USA: Bataan Amphibious Ready Group Marks 180 Deployed Days


Sailors and Marines of the Bataan Amphibious Ready Group (BATARG) and 22nd Marine Expeditionary Unit (MEU) marked 180 days of deployment Sept. 18.

The BATARG deployed three months ahead of schedule to relieve the Kearsarge ARG and 26th MEU on station in the U.S. 6th Fleet area of responsibility (AOR) and have since conducted a wide range of operations in the U.S. 5th and 6th Fleet AORs.

The ships assigned to the BATARG include multipurpose amphibious assault ship USS Bataan (LHD 5), amphibious transport dock ship USS Mesa Verde (LPD 19), and dock landing ship USS Whidbey Island (LSD 41).

I am tremendously proud of the men and women who are serving out here,” said Cmdr. Stuart Mattfield, Amphibious Squadron (CPR) 6 chief staff officer. “Their dedication and personal commitment to excellence have made our first six months out at sea a success. I know they will continue to press forward with the same drive and professionalism until our mission is complete and we bring everyone safely home.”
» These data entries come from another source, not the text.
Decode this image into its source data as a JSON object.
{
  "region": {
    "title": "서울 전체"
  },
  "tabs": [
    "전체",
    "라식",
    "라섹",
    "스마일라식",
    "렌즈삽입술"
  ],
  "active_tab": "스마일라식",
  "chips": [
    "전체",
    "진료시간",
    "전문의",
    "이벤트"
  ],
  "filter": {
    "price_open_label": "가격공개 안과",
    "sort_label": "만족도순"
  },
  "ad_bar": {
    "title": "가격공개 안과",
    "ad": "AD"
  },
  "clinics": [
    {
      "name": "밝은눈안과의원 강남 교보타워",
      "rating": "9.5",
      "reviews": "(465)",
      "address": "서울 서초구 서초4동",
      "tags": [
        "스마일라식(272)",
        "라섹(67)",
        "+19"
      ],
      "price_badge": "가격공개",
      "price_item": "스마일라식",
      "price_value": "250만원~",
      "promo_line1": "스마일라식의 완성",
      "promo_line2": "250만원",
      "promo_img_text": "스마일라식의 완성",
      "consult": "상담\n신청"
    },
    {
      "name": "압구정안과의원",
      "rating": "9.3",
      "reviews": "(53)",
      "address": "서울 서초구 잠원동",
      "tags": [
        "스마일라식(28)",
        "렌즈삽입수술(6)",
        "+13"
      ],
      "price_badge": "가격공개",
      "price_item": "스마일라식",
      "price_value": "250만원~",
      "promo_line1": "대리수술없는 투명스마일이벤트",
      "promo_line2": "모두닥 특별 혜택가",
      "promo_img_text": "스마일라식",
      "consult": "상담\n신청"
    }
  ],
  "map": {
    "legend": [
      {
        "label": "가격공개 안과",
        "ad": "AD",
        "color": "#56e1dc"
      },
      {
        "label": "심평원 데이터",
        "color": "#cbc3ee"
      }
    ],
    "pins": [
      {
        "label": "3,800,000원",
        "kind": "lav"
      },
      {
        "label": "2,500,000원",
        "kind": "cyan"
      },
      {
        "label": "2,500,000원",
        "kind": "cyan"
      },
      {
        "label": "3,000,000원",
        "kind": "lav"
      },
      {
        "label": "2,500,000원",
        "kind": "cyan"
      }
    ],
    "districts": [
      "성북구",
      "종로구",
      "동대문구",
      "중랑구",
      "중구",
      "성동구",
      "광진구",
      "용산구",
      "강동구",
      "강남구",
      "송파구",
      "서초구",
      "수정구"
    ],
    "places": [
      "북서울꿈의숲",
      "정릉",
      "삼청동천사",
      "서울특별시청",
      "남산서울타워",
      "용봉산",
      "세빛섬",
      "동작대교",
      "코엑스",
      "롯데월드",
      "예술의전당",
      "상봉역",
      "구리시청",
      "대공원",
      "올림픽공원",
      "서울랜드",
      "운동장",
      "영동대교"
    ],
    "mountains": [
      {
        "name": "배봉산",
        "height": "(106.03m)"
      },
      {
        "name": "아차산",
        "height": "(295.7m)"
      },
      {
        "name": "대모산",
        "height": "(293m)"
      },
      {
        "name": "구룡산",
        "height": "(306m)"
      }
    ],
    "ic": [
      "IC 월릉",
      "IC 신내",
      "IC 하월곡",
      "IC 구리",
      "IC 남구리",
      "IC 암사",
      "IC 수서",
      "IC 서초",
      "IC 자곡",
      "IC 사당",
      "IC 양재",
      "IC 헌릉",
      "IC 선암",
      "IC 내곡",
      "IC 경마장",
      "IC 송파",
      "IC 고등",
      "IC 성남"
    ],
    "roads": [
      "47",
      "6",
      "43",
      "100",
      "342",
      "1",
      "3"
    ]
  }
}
In addition to providing support to coalition forces operating during Operation Unified Protector, the BATARG and elements of the 22nd MEU have conducted bilateral amphibious exercises and engagements with Sailors and Marines from Spain, Greece, France, Italy, and Romania. The engagements with international partners included amphibious operations from the well decks of all three platforms, flight operations, parachute and fast rope drills, medical evacuations and non-combatant evacuation (NEO) training.

“We’ve had to be very flexible,” said Operations Specialist 2nd Class (SW) Gregory Halsey, assigned to CPR 6. “It’s been the most dynamic environment and we have to be prepared to respond to so many different scenarios, such as tactical recovery of aircraft and personnel, humanitarian assistance, and NEO. We’ve come quite a ways from Day 1 – we’ve literally done a complete 180.”

“The blue-green team has really bonded together over the past 180 days,” said Gunnery Sgt. Eduardo Nuno with the 22nd MEU’s Combat Logistics Battalion. “We respect each other and work alongside each other to complete the mission.”

Due to the highly operational environment, deployments are considered the best time for Sailors to work on professional warfare qualifications such as the Enlisted Surface Warfare Specialist (ESWS) and the Enlisted Air Warfare Specialist (EAWS) pins.

To date, more than 180 Sailors throughout the BATARG have earned ESWS pins, with more than 70 earning EAWS pins.

“The ESWS pin represents a Sailor’s knowledge and dedication to learning about their ship,” said Senior Chief Intelligence Specialist (SW/AW) Eric Twining, Bataan’s ESWS coordinator. “Enrollment and qualifications have grown exponentially since we left in March. The team of subject matter experts that contribute are really the force behind the program.”

Embarked Marines have made efficient use of available space in the hangar bays and well decks of their ships to continue their Marine Corps Martial Arts Program (MCMAP) training. The MCMAP training is designed to increase the combat efficiency of Marines through a combination of team-building exercises and close-quarters combat techniques.

As a result of the regular training and conditioning, many Marines have advanced well beyond the required tan belt, said Nuno.

In addition to accomplishing professional milestones, BATARG Sailors and Marines have also used the past six months at sea to fulfill personal goals, such as saving money, signing up for Navy College Program for Afloat College Education (NCPACE) courses, paying down debt, or becoming more physically fit.

“I’ve completed three college courses in English, business, and history since we left,” said Halsey, who is working on a degree in business administration. “I’ve signed up for the NCPACE course in psychology, which will begin soon. I’ve also paid off my debt and am building up my nest egg.”

Sailors and Marines expressed their intention to continue the momentum they’ve gained well beyond their return to homeport.

“I pretty much begged for this deployment so that I could work on my ESWS pin,” said Cryptology Technician Network 2nd Class Benjamin Gill, assigned to CPR 6. “I’m also paying off my credit cards and hope to set myself up financially to buy a house when we get back.”

“During this 180 days at sea, I have become more qualified in-rate and as a Sailor,” said Aviation Boatswain’s Mate 3rd Class Paul Thomas, assigned to Bataan. “This experience has made me stronger. When we get home, I don’t plan on stopping.”

Bataan and Whidbey Island are currently supporting maritime security operations and theater security cooperation efforts in the U.S. 5th Fleet AOR while Mesa Verde is supporting maritime security operations and theater security cooperation efforts in the U.S. 6th Fleet AOR.

Source: navy, September 23, 2011;